■ **PROBLEM DESCRIPTION**: Return, from the data below, each line that contains the word "with".

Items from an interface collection

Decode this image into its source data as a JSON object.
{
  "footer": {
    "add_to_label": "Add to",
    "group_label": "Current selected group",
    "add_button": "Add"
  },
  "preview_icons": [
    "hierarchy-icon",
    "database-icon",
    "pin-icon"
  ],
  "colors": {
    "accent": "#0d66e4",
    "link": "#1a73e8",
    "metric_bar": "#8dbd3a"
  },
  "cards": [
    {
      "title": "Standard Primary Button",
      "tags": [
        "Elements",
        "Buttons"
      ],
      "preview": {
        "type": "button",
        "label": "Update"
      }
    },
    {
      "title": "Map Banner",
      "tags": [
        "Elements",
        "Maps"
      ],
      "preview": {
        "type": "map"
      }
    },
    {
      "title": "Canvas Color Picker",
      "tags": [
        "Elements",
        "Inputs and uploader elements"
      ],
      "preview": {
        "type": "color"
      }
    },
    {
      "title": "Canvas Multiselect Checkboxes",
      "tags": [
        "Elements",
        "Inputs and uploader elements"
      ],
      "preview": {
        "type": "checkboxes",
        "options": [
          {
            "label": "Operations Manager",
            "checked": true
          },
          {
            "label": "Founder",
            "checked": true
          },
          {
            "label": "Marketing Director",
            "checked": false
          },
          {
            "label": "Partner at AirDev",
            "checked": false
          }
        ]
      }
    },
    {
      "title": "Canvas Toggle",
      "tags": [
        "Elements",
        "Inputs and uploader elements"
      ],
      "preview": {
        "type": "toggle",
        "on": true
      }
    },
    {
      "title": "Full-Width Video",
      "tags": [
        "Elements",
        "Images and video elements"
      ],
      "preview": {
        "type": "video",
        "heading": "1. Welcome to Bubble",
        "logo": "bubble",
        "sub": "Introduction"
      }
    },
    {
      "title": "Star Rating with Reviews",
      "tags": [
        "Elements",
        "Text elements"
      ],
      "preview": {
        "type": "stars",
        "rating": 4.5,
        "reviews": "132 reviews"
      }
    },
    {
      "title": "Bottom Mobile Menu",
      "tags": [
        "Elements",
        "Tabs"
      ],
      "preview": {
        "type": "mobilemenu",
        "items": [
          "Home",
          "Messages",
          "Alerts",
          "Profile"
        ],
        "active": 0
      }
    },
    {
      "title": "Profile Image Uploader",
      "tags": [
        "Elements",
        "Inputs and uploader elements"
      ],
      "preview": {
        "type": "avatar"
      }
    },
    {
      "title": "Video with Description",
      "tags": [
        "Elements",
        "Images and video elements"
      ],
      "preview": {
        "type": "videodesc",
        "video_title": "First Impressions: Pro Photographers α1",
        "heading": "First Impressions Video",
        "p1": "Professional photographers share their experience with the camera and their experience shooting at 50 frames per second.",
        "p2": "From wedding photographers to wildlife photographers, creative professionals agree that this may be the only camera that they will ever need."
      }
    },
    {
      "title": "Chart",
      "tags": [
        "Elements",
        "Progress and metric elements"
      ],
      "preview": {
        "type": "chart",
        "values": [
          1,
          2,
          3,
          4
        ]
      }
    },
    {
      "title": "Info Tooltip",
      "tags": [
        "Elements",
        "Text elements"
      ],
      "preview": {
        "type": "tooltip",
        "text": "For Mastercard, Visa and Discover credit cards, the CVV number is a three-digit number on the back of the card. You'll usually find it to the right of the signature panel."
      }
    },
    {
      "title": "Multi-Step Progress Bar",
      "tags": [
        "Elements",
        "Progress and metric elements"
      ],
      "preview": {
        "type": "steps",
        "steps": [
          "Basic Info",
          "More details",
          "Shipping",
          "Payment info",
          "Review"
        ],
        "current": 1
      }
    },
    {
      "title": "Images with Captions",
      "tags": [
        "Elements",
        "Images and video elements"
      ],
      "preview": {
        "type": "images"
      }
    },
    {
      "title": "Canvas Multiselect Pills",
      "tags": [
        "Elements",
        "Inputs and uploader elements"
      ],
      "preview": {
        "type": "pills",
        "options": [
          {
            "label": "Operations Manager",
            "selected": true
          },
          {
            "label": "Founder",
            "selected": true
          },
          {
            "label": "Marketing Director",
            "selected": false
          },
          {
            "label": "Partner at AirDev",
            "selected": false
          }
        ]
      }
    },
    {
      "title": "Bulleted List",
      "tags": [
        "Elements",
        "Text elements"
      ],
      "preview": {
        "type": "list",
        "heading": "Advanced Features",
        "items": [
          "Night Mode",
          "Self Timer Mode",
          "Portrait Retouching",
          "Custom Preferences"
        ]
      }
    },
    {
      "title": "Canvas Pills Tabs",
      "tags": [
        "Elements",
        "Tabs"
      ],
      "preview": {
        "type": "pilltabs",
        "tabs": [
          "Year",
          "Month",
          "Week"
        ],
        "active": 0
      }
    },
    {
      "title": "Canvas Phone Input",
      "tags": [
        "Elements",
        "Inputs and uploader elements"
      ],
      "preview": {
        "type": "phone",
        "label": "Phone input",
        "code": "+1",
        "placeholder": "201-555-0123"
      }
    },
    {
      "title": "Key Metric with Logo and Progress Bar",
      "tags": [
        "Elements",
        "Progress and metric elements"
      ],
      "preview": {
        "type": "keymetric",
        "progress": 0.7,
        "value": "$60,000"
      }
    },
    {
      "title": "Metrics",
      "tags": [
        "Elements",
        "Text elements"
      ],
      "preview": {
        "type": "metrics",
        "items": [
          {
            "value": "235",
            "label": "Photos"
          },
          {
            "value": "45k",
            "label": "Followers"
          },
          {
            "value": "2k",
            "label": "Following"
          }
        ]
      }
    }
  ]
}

■ **EXERCISE RESULT**:
      "title": "Star Rating with Reviews",
      "title": "Video with Description",
        "p1": "Professional photographers share their experience with the camera and their experience shooting at 50 frames per second.",
      "title": "Images with Captions",
      "title": "Key Metric with Logo and Progress Bar",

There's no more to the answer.